Zee Media Bureau
New Delhi: NASA's Cassini-Huygens spacecraft has long since been treating viewers and space enthusiasts alike to stunning images of Saturn in all its mighty glory, along with its moons, Tethys, Titan and Enceladus.
NASA has been updating us with every revelation connected to Saturn and its gradual evolution with Cassini making super close flyby's to capture the best images, be it the ice on Enceladus and finding a global ocean on it, or the most recent one being how Tethys and Enceladus joined to make a bullseye-like pose for Cassini's camera!
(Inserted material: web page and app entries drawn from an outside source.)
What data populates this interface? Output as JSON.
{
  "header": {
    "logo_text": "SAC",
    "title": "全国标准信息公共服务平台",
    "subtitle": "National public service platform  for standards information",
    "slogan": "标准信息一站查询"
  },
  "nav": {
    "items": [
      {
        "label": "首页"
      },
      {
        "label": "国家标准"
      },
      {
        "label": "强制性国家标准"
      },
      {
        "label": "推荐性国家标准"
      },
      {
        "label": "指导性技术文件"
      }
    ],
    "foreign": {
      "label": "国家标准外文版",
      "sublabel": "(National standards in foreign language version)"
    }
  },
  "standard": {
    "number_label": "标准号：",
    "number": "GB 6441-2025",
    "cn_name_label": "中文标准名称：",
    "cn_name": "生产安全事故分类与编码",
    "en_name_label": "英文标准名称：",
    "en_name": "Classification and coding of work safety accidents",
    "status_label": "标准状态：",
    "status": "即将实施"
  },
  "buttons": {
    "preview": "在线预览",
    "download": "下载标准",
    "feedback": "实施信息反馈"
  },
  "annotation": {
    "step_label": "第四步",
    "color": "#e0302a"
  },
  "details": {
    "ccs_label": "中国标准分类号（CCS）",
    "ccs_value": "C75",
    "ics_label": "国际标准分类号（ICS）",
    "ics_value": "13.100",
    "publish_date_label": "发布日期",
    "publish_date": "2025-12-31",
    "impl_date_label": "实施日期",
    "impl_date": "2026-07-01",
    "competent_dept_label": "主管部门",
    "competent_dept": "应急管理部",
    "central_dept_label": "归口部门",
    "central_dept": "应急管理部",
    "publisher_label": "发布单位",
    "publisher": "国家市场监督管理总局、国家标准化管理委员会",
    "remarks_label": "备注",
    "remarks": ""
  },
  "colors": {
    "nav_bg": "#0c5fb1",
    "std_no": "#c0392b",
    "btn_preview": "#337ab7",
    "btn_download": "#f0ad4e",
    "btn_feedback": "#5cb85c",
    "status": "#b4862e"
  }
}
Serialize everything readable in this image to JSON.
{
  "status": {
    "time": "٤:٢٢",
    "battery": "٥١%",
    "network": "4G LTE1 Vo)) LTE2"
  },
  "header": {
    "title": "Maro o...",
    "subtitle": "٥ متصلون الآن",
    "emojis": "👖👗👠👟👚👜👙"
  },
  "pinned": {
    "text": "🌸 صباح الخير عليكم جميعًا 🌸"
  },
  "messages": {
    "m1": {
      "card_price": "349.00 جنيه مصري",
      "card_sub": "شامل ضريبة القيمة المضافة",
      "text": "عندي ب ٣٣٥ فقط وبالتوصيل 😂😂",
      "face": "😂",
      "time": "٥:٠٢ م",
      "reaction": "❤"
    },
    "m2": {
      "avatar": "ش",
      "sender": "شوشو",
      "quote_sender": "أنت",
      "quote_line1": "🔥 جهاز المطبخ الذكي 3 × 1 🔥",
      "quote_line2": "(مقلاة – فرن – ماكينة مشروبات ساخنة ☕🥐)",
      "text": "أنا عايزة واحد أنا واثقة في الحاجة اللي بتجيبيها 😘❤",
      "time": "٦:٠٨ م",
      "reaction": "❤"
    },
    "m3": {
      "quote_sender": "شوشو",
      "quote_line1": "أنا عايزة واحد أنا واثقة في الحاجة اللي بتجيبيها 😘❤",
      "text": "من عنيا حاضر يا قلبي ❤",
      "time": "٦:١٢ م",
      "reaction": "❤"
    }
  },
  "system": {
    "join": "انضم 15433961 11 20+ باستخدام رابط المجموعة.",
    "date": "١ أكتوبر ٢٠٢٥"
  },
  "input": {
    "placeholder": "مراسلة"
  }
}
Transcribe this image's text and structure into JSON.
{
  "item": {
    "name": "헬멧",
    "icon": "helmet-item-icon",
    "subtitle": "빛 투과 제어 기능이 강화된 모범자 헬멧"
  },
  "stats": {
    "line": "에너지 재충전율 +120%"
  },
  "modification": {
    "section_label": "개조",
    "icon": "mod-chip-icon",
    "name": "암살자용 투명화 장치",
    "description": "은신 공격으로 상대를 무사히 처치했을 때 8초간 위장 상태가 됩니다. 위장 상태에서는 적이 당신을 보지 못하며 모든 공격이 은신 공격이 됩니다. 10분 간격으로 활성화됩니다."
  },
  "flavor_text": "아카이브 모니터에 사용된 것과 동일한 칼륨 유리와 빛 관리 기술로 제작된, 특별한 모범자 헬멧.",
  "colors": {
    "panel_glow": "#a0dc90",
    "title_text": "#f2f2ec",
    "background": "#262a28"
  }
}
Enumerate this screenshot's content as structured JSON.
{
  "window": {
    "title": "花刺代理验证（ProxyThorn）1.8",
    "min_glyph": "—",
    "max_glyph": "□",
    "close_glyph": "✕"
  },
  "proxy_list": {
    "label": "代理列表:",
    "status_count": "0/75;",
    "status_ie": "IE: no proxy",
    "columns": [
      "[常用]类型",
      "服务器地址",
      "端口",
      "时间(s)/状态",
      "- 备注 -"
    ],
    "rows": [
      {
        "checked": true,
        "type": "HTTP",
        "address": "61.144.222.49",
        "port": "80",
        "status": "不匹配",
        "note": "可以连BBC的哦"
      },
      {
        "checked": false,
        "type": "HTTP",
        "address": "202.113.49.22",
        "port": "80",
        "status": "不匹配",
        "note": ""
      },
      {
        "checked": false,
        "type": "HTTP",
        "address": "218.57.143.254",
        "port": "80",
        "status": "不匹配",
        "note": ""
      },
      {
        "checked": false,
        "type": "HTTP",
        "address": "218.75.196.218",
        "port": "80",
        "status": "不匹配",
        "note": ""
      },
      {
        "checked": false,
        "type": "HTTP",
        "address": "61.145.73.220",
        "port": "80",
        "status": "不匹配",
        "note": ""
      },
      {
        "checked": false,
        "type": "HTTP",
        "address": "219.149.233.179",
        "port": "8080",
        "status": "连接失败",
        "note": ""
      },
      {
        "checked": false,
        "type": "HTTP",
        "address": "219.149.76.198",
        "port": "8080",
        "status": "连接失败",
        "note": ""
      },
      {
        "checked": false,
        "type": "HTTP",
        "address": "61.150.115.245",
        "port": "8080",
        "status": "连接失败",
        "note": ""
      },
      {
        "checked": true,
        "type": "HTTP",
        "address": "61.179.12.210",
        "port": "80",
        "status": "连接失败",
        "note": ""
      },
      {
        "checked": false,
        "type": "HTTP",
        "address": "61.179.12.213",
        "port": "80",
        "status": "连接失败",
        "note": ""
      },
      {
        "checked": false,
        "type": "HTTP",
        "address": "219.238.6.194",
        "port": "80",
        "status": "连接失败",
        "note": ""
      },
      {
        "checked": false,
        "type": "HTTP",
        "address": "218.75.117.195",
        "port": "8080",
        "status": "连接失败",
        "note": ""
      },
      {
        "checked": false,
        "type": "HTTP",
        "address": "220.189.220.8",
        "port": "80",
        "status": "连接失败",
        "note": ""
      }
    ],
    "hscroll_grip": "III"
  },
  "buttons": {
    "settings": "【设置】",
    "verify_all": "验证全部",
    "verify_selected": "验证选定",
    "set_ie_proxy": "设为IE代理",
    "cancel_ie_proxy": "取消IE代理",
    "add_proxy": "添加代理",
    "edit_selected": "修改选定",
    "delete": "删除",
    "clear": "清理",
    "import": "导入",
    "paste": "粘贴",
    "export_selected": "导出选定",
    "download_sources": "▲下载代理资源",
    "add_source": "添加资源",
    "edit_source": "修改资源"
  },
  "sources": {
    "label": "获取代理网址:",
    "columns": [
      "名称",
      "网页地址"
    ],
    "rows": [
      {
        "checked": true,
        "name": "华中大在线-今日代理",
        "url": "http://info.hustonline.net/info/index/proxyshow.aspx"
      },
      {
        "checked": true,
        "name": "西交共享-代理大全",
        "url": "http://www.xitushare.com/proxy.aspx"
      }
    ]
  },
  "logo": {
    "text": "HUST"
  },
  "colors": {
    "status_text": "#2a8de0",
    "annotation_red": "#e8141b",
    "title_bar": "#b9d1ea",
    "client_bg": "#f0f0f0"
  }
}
The latest photograph posted by NASA is of how gigantic Saturn is and how small its moons look in comparison. Saturn is around 10 times the diameter of planet Earth and with a diameter of about 72,400 miles (116,500 kilometers), the planet simply dwarfs its entourage of moons.
Tethys, one of Saturn's moons, has been photographed at about 660 miles or 1,062 kilometers across the giant planet.
As per NASA, This view looks toward the sunlit side of the rings from about 8 degrees above the ring plane. The image was taken with the Cassini spacecraft wide-angle camera on March 7, 2015 using a spectral filter that preferentially admits wavelengths of near-infrared light centered at 752 nanometers.
The view was acquired at a distance of approximately 1.6 million miles (2.6 million kilometers) from Saturn. Image scale is 10 miles (16 kilometers) per pixel. Tethys is slightly closer at 1.5 million miles (2.4 million kilometers) away, for an image scale of 9 miles (14 kilometers) per pixel.